- TASK BRIEF: The copy you give must match the records exactly, except that it holds no images.
* * * * * * *
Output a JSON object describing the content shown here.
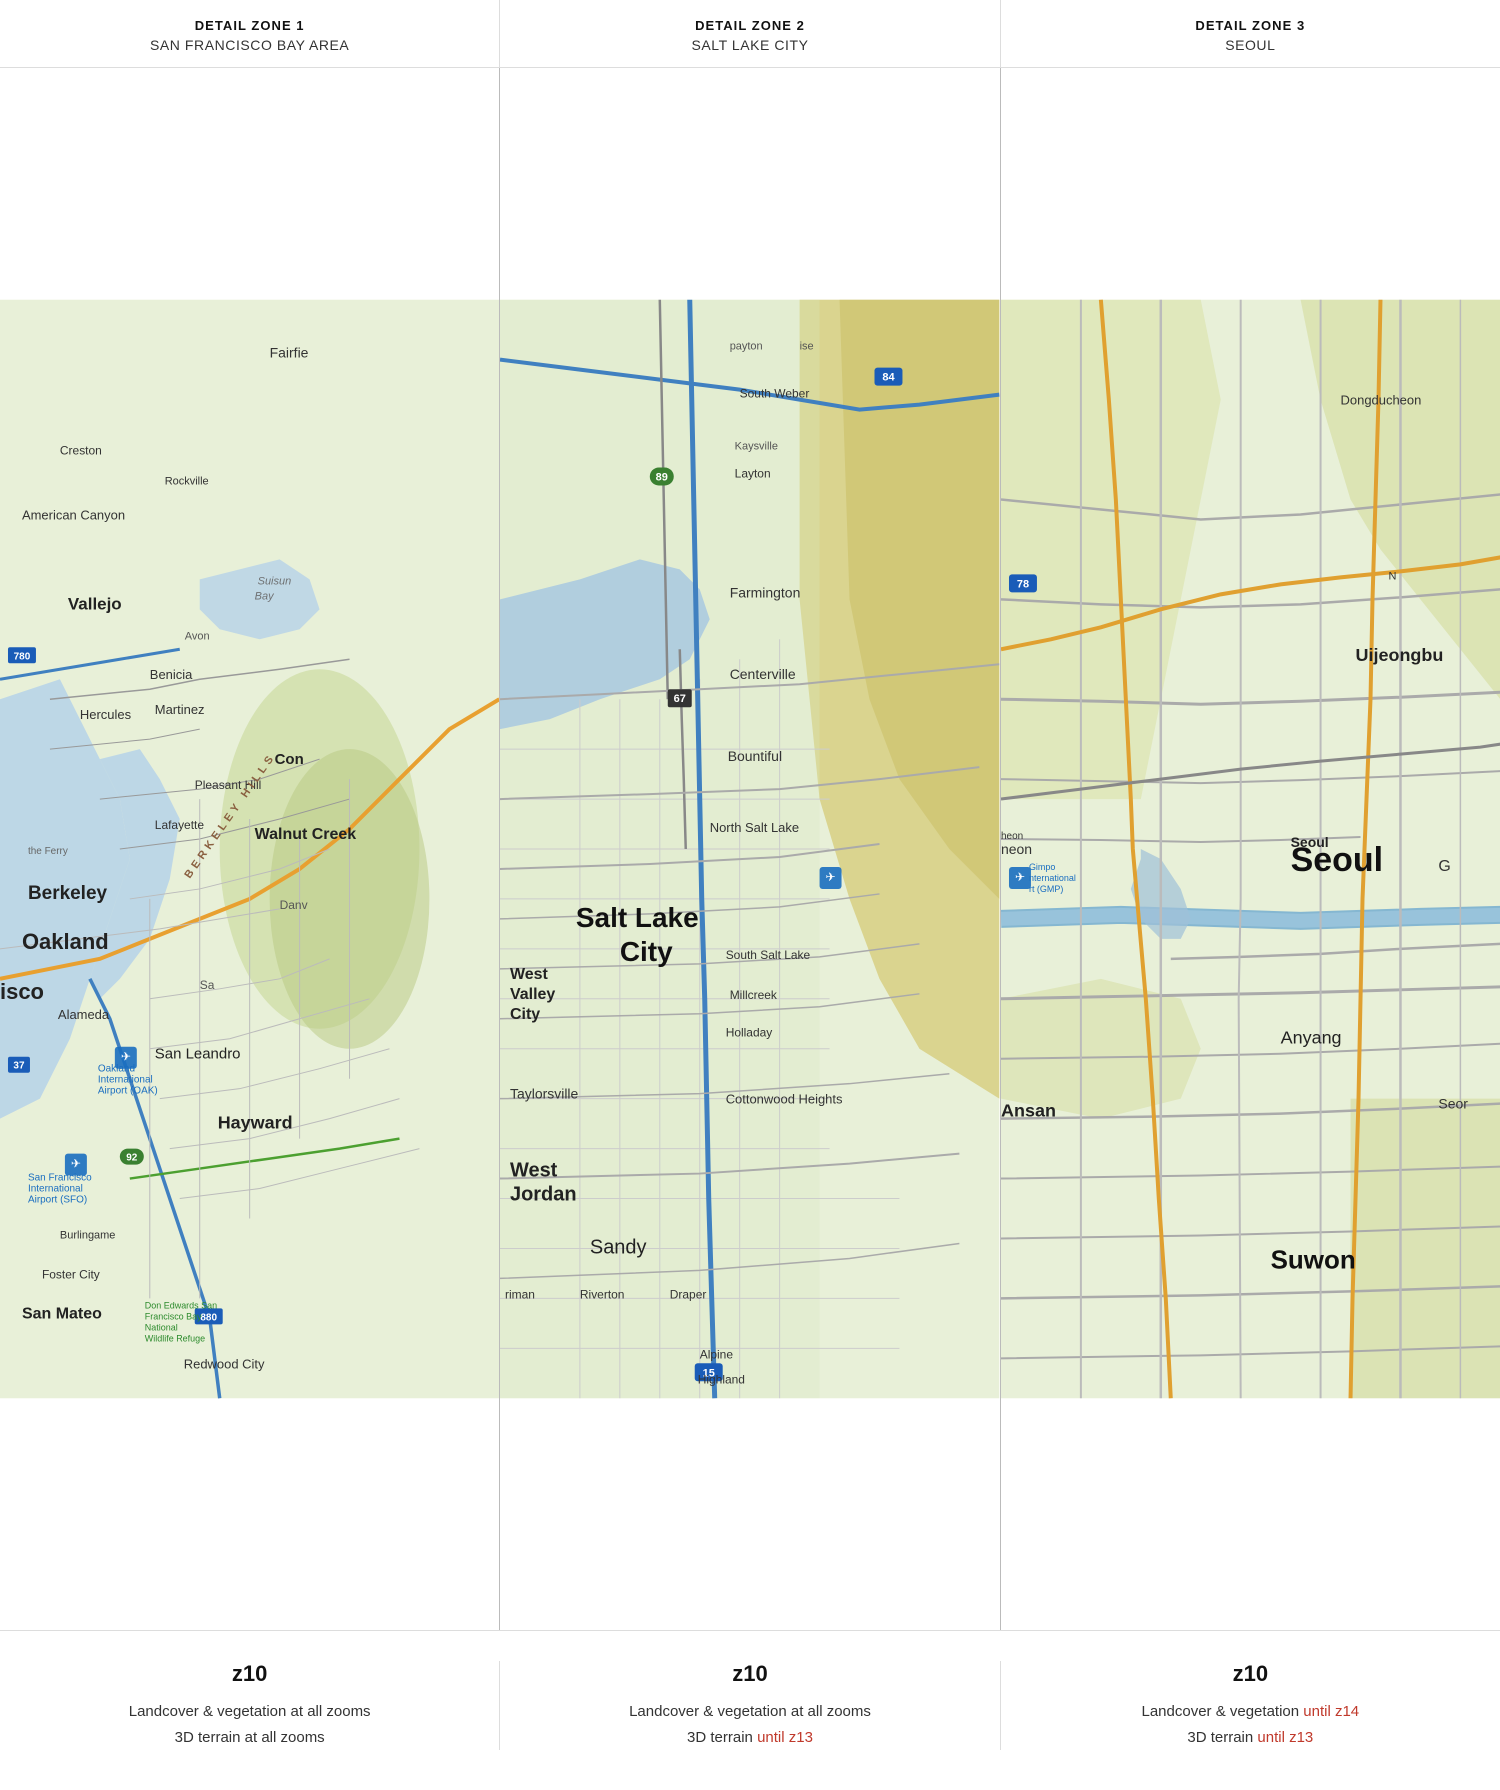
{
  "header": {
    "zones": [
      {
        "label": "DETAIL ZONE 1",
        "city": "SAN FRANCISCO BAY AREA"
      },
      {
        "label": "DETAIL ZONE 2",
        "city": "SALT LAKE CITY"
      },
      {
        "label": "DETAIL ZONE 3",
        "city": "SEOUL"
      }
    ]
  },
  "footer": {
    "zones": [
      {
        "zoom": "z10",
        "line1": "Landcover & vegetation at all zooms",
        "line2": "3D terrain at all zooms",
        "line1_suffix": null,
        "line2_suffix": null
      },
      {
        "zoom": "z10",
        "line1": "Landcover & vegetation at all zooms",
        "line2": "3D terrain ",
        "line1_suffix": null,
        "line2_suffix": "until z13"
      },
      {
        "zoom": "z10",
        "line1": "Landcover & vegetation ",
        "line1_suffix": "until z14",
        "line2": "3D terrain ",
        "line2_suffix": "until z13"
      }
    ]
  }
}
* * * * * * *
- SOLUTION TO THIS PROBLEM:
Output a JSON object describing the content shown here.
{
  "header": {
    "zones": [
      {
        "label": "DETAIL ZONE 1",
        "city": "SAN FRANCISCO BAY AREA"
      },
      {
        "label": "DETAIL ZONE 2",
        "city": "SALT LAKE CITY"
      },
      {
        "label": "DETAIL ZONE 3",
        "city": "SEOUL"
      }
    ]
  },
  "footer": {
    "zones": [
      {
        "zoom": "z10",
        "line1": "Landcover & vegetation at all zooms",
        "line2": "3D terrain at all zooms",
        "line1_suffix": null,
        "line2_suffix": null
      },
      {
        "zoom": "z10",
        "line1": "Landcover & vegetation at all zooms",
        "line2": "3D terrain ",
        "line1_suffix": null,
        "line2_suffix": "until z13"
      },
      {
        "zoom": "z10",
        "line1": "Landcover & vegetation ",
        "line1_suffix": "until z14",
        "line2": "3D terrain ",
        "line2_suffix": "until z13"
      }
    ]
  }
}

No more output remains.